States tried to resolve these questions by statute, and judges tried to reason their way toward solutions that varied over time and across states. For example, in 1809, Maryland passed one of the first laws regarding the status of children born to women in futuro: a person granting conditional emancipation through a will could use the terms of the will to determine the status of children born to a woman to be freed in futuro; but if he did not specify, the child would be enslaved for life. States gradually backed away from this position and adopted statutes more favorable to children. By 1849, Virginia's legislature, fed up with the legal complexities of manumission by will and the unclear status it so often conferred, passed legislation designed to limit the effect of judges relying so exclusively on the law of property: "The increase of any female so emancipated by deed or will hereafter made, born between the death of the testator or the record of the deed, and the time when her right to the enjoyment of her freedom arrives, shall also be free at that time, unless the will or deed otherwise provides."
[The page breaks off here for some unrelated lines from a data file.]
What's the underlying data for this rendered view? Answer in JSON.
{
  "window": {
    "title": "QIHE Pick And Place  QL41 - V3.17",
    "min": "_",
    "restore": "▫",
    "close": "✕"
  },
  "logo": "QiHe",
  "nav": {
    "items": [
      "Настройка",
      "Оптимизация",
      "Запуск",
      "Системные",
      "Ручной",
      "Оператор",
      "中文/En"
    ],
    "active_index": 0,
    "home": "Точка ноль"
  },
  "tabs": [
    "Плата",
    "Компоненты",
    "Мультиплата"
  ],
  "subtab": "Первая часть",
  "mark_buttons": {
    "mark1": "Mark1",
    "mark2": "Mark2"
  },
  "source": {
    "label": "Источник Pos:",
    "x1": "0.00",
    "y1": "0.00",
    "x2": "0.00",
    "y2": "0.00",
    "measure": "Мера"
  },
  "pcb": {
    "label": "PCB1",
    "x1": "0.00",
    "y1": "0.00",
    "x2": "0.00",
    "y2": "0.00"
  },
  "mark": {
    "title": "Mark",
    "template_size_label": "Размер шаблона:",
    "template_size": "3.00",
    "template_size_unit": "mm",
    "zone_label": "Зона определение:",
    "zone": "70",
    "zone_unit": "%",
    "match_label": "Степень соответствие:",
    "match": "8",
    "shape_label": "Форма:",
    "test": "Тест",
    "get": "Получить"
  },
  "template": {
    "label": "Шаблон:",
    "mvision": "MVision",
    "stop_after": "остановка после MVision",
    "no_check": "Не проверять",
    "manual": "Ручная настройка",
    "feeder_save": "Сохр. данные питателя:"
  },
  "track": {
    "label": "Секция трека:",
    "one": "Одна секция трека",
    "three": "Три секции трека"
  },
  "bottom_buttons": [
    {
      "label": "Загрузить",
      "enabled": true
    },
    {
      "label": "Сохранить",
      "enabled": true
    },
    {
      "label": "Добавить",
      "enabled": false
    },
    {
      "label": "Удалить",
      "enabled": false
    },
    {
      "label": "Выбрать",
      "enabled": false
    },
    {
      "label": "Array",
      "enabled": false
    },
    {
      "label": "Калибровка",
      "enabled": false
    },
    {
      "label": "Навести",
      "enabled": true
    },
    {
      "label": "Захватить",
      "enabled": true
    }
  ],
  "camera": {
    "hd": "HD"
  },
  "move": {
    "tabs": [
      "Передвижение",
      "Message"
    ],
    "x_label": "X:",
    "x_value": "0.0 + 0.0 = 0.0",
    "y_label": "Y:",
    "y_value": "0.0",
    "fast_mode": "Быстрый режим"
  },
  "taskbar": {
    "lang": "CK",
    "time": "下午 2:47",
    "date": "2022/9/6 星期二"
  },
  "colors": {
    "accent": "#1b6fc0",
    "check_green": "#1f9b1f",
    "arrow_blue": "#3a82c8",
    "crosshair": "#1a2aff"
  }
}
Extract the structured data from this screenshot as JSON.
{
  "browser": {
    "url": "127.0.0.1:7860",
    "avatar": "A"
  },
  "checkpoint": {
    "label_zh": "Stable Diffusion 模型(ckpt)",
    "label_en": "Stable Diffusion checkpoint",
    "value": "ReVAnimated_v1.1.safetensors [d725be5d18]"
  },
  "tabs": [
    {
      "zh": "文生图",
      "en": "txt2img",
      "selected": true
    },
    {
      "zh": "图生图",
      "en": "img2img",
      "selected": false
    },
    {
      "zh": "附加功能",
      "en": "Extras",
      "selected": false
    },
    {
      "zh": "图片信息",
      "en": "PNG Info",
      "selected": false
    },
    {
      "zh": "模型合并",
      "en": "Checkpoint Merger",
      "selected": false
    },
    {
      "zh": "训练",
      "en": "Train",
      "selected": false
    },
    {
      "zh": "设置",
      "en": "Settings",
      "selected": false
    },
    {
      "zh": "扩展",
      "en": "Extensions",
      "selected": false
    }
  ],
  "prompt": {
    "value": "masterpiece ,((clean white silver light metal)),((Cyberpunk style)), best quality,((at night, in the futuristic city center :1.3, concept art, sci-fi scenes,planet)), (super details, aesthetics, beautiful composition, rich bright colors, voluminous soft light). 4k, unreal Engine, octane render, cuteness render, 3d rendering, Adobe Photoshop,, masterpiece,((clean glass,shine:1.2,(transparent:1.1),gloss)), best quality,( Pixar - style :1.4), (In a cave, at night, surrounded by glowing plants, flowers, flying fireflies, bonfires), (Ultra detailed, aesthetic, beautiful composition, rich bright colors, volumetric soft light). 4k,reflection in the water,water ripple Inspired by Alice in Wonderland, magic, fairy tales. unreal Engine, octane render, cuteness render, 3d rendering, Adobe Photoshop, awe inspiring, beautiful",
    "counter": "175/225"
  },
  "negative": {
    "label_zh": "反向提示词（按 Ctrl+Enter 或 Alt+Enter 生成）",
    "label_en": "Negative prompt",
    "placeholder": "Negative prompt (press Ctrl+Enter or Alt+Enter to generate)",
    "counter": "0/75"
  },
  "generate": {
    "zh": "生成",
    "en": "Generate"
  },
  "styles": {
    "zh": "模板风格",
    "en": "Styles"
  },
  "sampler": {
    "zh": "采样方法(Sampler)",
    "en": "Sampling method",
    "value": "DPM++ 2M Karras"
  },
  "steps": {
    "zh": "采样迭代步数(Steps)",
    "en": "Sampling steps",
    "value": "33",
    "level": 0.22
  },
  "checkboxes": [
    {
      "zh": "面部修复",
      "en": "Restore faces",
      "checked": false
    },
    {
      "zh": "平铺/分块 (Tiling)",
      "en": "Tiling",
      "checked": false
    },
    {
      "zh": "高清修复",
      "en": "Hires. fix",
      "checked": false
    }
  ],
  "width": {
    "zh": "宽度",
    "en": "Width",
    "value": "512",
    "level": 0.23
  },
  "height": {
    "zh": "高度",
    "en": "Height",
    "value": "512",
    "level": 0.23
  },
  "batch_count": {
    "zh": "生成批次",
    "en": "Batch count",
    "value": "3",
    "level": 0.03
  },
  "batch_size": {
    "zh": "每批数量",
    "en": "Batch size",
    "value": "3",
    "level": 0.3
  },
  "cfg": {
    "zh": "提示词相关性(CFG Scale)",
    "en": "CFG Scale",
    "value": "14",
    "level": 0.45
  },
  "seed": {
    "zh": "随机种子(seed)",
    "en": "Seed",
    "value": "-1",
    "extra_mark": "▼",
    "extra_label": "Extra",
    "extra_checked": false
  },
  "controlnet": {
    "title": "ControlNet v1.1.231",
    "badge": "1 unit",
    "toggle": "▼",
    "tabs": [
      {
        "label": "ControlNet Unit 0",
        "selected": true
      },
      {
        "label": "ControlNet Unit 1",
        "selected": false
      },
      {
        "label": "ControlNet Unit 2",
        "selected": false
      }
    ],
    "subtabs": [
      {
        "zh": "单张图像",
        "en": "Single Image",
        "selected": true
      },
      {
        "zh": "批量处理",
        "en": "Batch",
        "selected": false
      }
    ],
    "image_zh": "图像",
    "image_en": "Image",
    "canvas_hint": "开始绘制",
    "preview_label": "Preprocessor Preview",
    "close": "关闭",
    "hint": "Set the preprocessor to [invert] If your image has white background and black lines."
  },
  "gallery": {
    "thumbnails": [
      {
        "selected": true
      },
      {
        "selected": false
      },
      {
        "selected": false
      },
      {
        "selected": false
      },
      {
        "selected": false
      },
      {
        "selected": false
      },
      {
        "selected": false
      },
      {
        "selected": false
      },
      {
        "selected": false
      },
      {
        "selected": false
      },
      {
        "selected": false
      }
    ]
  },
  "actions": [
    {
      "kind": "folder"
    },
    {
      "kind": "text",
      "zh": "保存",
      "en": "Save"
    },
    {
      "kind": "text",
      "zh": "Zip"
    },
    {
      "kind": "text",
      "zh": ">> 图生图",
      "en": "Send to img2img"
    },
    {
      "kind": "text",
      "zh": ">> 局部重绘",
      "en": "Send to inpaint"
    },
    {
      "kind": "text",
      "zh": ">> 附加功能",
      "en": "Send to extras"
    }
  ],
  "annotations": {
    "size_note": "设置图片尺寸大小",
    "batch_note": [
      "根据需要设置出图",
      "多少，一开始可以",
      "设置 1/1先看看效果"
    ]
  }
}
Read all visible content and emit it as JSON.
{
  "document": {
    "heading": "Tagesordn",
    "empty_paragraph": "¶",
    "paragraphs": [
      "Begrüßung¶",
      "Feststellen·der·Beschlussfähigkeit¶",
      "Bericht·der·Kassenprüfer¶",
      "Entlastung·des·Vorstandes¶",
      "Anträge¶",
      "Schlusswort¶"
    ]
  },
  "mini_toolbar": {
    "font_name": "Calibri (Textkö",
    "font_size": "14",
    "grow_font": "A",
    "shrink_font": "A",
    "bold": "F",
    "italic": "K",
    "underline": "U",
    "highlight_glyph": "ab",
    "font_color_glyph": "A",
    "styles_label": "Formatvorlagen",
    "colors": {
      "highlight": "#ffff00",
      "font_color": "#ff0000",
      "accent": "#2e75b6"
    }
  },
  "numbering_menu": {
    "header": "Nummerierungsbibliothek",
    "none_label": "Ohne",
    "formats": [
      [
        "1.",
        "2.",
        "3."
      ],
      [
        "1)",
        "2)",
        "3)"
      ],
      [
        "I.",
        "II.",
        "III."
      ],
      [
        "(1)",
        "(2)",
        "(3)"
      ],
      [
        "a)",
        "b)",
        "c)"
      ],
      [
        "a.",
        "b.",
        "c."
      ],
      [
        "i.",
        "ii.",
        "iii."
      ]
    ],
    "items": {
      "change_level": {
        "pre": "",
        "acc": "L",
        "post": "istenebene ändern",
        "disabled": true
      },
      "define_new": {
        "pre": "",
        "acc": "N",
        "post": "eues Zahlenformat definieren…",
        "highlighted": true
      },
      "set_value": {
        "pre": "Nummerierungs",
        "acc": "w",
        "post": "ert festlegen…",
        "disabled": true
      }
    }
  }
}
When faced with questions of status in in futuro manumissions, judges often looked first to the intent of the testator. They attempted to carry out his or her intention unless it conflicted with the law or was impossible to attain. In Virginia, the case of Pleasants v. Pleasants (1799) proved initially instructive and widely influential. George Wythe, a prominent lawyer, professor, and judge, ruled that the children of women granted freedom in futuro were also free. Those under the age of thirty when the manumission law went into effect in 1782 would remain enslaved until age thirty, but those born since the statute in 1782 would be immediately free, according to Wythe. Wythe's lenient position was based on a natural rights interpretation and reached toward freedom rather than relied strictly on the law of property. The appellate court did not go as far as Wythe and instead based its more restrained ruling on the law of property and the intent of the testator. The three-judge panel overturned part of Wythe's ruling and held that those born since the statute in 1782 would remain enslaved until the age of thirty. In later cases, judges in Virginia held that manumission was "the utter destruction of the right of property" and evinced considerable suspicion about any "middle state between slavery and absolute freedom." (Maria v. Surbaugh, 1824)

These views would become widespread and were repeated in many other cases, holding that manumissions in futuro did not convey a form of limited freedom to the enslaved, in other words, that there was no "middle ground." Instead, such persons were enslaved until the contingency in the will was fulfilled. Judges also sought wherever possible to discern and follow the intent of the testator. John Thompson's will said nothing about Joe and Nelly's "increase" or her children. In the face of the testator's silence on the matter of children born in futuro, judges generally held that the condition of the children followed that of the mother at the time of their birth, a slave for life (strictly applying the principle of partus sequitur ventrem). If the will included specifications about when various slaves might gain emancipation, such as at age thirty, judges sometimes broadly applied these guidelines.

Historian Thomas Morris in Southern Slavery and the Law, 1619-1860 (Chapel Hill, 1996) concludes: "Obviously the 'authoritative decision in Maria was too much for many Southerners. Whenever they considered the problem as a law-making problem they adopted statutes more favorable to the children than the ordinary rules of property law allowed. At the same time, they did accommodate the intention of slaveowners, but only in the sense that if an owner wished the children of a woman he freed to be slaves for life, he would have to say so." (p. 416)